I feel like I lucked out finding Between the Gears by Natalie Nourigat: I generally don't find myself looking for non-fiction sequential art, though I've certainly read enough to have favorites. What piqued my interest was a description of the book that let me know it's a year-long autobiographical comic of her senior year at the University of Oregon in 2010. Since I earned my PhD in English Literature from the U of O in 2000, I was extremely interested in seeing Eugene, Oregon through her eyes. However, if the book had been merely of personal interest, I wouldn't bother to write a review. I think it's a fascinating work that will be of interest to anyone who likes reflective coming-o... Read More
A Plunder of Souls by D.B. Jackson
Just last week while on vacation out west, my son and I were discussing what were the greater obstacles to our enjoyment of books and what elements allowed for those obstacles to be overcome. One of my observations was that while a strong plot will rarely overcome poor characters for me, if you give me good characters, I can overlook more than a few plot flaws. Who knew how prophetic that conversation would be? For upon my return home, I found waiting for me a copy of D.B. Jackson’s A Plunder of Souls, the third in his historical fantasy series set in pre-Revolutionary Boston. At the series’ center lies beleaguered thieftaker/conjurer Ethan Kaille, and it was Kaille’s still-engaging voice that managed to ease me past, if not blind me to, the several plot issues in the novel.
The year is 1769 and tensions are high: British soldiers have been stationed in the city an... Read More
Sepulchre by Kate Mosse
Judging from her review, Kat obviously wasn’t such a big fan of Kate Mosse’s Sepulchre! But perhaps her report coloured my own reading of the novel, for though I went in expecting the worst, I instead found myself quite enjoying it.
Sepulchre is the follow-up to Mosse’s best-selling novel Labyrinth, but I found that it was far superior in terms of pacing and plotting. As with Labyrinth, the story is divided into two storylines, one set in 1891, the other in 2007. The chapters alternate between these two periods, following the adventures of Leonie Vernier in the past, and Meredith Martin in the 21st century.
Leonie knows that something is wrong when her brother Anatole insists on secrecy in planning thei... Read More
Letter 44 (vol one): Escape Velocity by Charles Soule and Alberto J. Alburquesque

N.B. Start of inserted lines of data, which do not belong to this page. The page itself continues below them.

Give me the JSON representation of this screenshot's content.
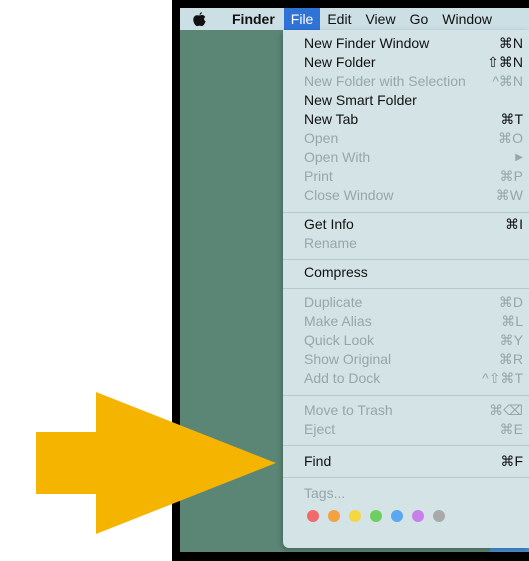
{
  "menubar": {
    "apple_icon": "apple-icon",
    "app_name": "Finder",
    "items": [
      "File",
      "Edit",
      "View",
      "Go",
      "Window"
    ],
    "active_item": "File"
  },
  "file_menu": {
    "new_finder_window": {
      "label": "New Finder Window",
      "shortcut": "⌘N",
      "enabled": true
    },
    "new_folder": {
      "label": "New Folder",
      "shortcut": "⇧⌘N",
      "enabled": true
    },
    "new_folder_with_selection": {
      "label": "New Folder with Selection",
      "shortcut": "^⌘N",
      "enabled": false
    },
    "new_smart_folder": {
      "label": "New Smart Folder",
      "shortcut": "",
      "enabled": true
    },
    "new_tab": {
      "label": "New Tab",
      "shortcut": "⌘T",
      "enabled": true
    },
    "open": {
      "label": "Open",
      "shortcut": "⌘O",
      "enabled": false
    },
    "open_with": {
      "label": "Open With",
      "shortcut": "▶",
      "enabled": false
    },
    "print": {
      "label": "Print",
      "shortcut": "⌘P",
      "enabled": false
    },
    "close_window": {
      "label": "Close Window",
      "shortcut": "⌘W",
      "enabled": false
    },
    "get_info": {
      "label": "Get Info",
      "shortcut": "⌘I",
      "enabled": true
    },
    "rename": {
      "label": "Rename",
      "shortcut": "",
      "enabled": false
    },
    "compress": {
      "label": "Compress",
      "shortcut": "",
      "enabled": true
    },
    "duplicate": {
      "label": "Duplicate",
      "shortcut": "⌘D",
      "enabled": false
    },
    "make_alias": {
      "label": "Make Alias",
      "shortcut": "⌘L",
      "enabled": false
    },
    "quick_look": {
      "label": "Quick Look",
      "shortcut": "⌘Y",
      "enabled": false
    },
    "show_original": {
      "label": "Show Original",
      "shortcut": "⌘R",
      "enabled": false
    },
    "add_to_dock": {
      "label": "Add to Dock",
      "shortcut": "^⇧⌘T",
      "enabled": false
    },
    "move_to_trash": {
      "label": "Move to Trash",
      "shortcut": "⌘⌫",
      "enabled": false
    },
    "eject": {
      "label": "Eject",
      "shortcut": "⌘E",
      "enabled": false
    },
    "find": {
      "label": "Find",
      "shortcut": "⌘F",
      "enabled": true
    },
    "tags": {
      "label": "Tags...",
      "enabled": false
    }
  },
  "tag_colors": [
    "#f06a6a",
    "#f5a142",
    "#f5d742",
    "#6ccf5e",
    "#5aa8f0",
    "#c780e8",
    "#a9a9a9"
  ],
  "annotation": {
    "arrow_color": "#f5b400",
    "arrow_icon": "right-arrow-icon"
  }
}
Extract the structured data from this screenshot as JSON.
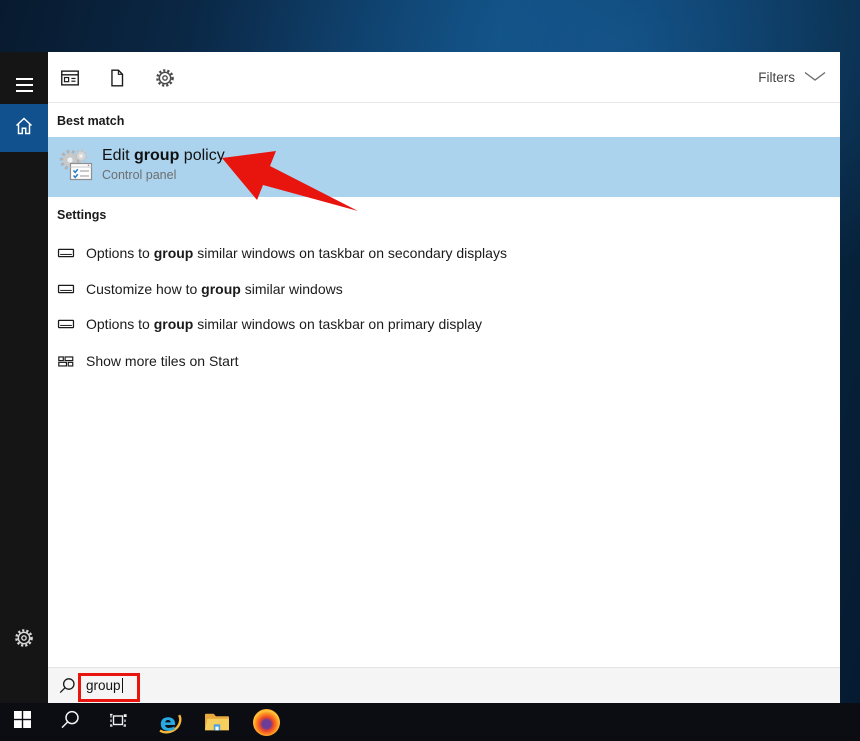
{
  "colors": {
    "accent_blue": "#11518e",
    "highlight_blue": "#abd3ee",
    "annotation_red": "#e8150e",
    "sidebar_bg": "#151515",
    "taskbar_bg": "#0c0c13",
    "panel_bg": "#ffffff"
  },
  "sidebar": {
    "menu_icon": "hamburger-icon",
    "home_icon": "home-icon",
    "settings_icon": "gear-icon"
  },
  "search_panel": {
    "header": {
      "filter_icons": [
        "apps-filter-icon",
        "documents-filter-icon",
        "settings-filter-icon"
      ],
      "filters_label": "Filters"
    },
    "best_match": {
      "section_label": "Best match",
      "result": {
        "icon": "group-policy-editor-icon",
        "title_prefix": "Edit ",
        "title_bold": "group",
        "title_suffix": " policy",
        "subtitle": "Control panel"
      }
    },
    "settings_section": {
      "section_label": "Settings",
      "items": [
        {
          "icon": "taskbar-setting-icon",
          "prefix": "Options to ",
          "bold": "group",
          "suffix": " similar windows on taskbar on secondary displays"
        },
        {
          "icon": "taskbar-setting-icon",
          "prefix": "Customize how to ",
          "bold": "group",
          "suffix": " similar windows"
        },
        {
          "icon": "taskbar-setting-icon",
          "prefix": "Options to ",
          "bold": "group",
          "suffix": " similar windows on taskbar on primary display"
        },
        {
          "icon": "tiles-setting-icon",
          "prefix": "Show more tiles on Start",
          "bold": "",
          "suffix": ""
        }
      ]
    },
    "search_box": {
      "icon": "search-icon",
      "value": "group"
    }
  },
  "taskbar": {
    "items": [
      "start-button",
      "search-button",
      "task-view-button",
      "internet-explorer-icon",
      "file-explorer-icon",
      "firefox-icon"
    ]
  }
}
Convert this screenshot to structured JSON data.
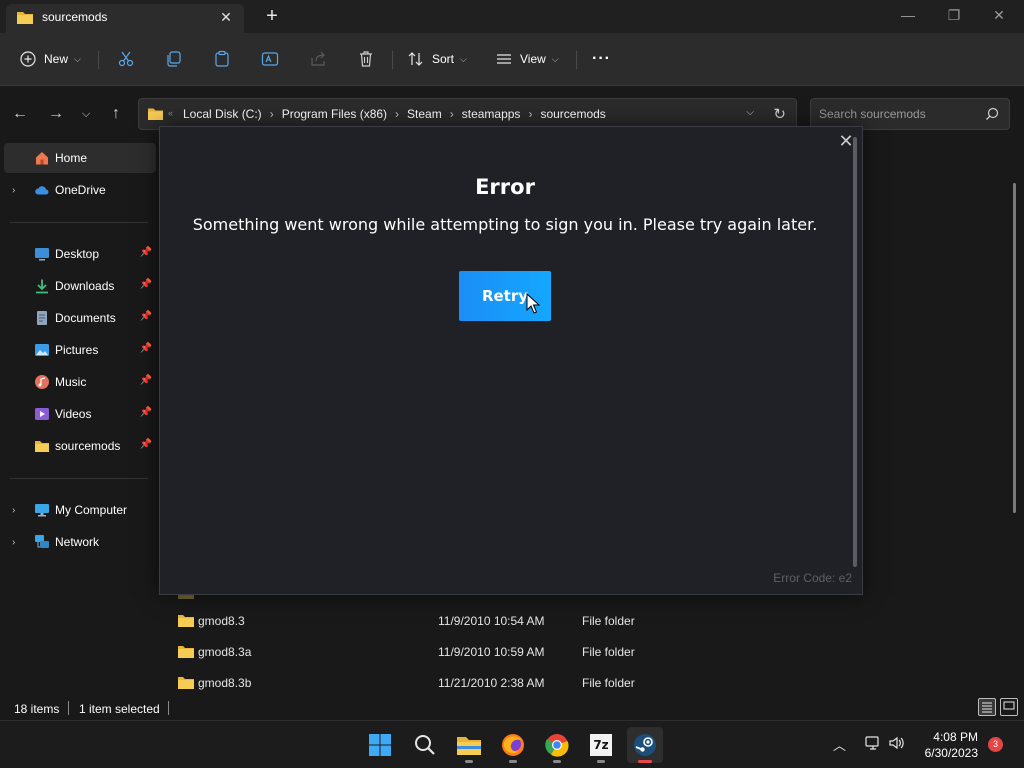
{
  "tab": {
    "title": "sourcemods",
    "icon": "folder-icon"
  },
  "window": {
    "minimize": "—",
    "maximize": "❐",
    "close": "✕"
  },
  "commandbar": {
    "new_label": "New",
    "sort_label": "Sort",
    "view_label": "View",
    "more": "···"
  },
  "address": {
    "crumbs": [
      "Local Disk (C:)",
      "Program Files (x86)",
      "Steam",
      "steamapps",
      "sourcemods"
    ],
    "search_placeholder": "Search sourcemods"
  },
  "sidebar": {
    "items": [
      {
        "label": "Home",
        "icon": "home-icon"
      },
      {
        "label": "OneDrive",
        "icon": "cloud-icon"
      },
      {
        "label": "Desktop",
        "icon": "desktop-icon"
      },
      {
        "label": "Downloads",
        "icon": "download-icon"
      },
      {
        "label": "Documents",
        "icon": "document-icon"
      },
      {
        "label": "Pictures",
        "icon": "pictures-icon"
      },
      {
        "label": "Music",
        "icon": "music-icon"
      },
      {
        "label": "Videos",
        "icon": "video-icon"
      },
      {
        "label": "sourcemods",
        "icon": "folder-icon"
      },
      {
        "label": "My Computer",
        "icon": "computer-icon"
      },
      {
        "label": "Network",
        "icon": "network-icon"
      }
    ]
  },
  "files": [
    {
      "name": "gmod8.3",
      "date": "11/9/2010 10:54 AM",
      "type": "File folder"
    },
    {
      "name": "gmod8.3a",
      "date": "11/9/2010 10:59 AM",
      "type": "File folder"
    },
    {
      "name": "gmod8.3b",
      "date": "11/21/2010 2:38 AM",
      "type": "File folder"
    }
  ],
  "status": {
    "count": "18 items",
    "selected": "1 item selected"
  },
  "taskbar": {
    "time": "4:08 PM",
    "date": "6/30/2023",
    "notifications": "3",
    "apps": [
      "windows-start",
      "search",
      "file-explorer",
      "firefox",
      "chrome",
      "7zip",
      "steam"
    ],
    "sevenzip_label": "7z"
  },
  "dialog": {
    "title": "Error",
    "message": "Something went wrong while attempting to sign you in. Please try again later.",
    "retry_label": "Retry",
    "error_code": "Error Code: e2",
    "close": "✕"
  },
  "colors": {
    "explorer_bg": "#191919",
    "dialog_bg": "#1f2126",
    "retry_blue": "#1a9fff",
    "folder_yellow": "#f4c542",
    "badge_red": "#e64545"
  }
}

I've just found a real gem in my stack of books to review: Letter 44: Escape Velocity by Charles Soule is a must-read for science-fiction fans. Saga by Vaughan is the first current comic title I usually recommend to fans of SF. Luckily, I now have another current title to recommend right along with Saga. Letter 44: Escape Velocity has equally compelling character development and perhaps even ... Read More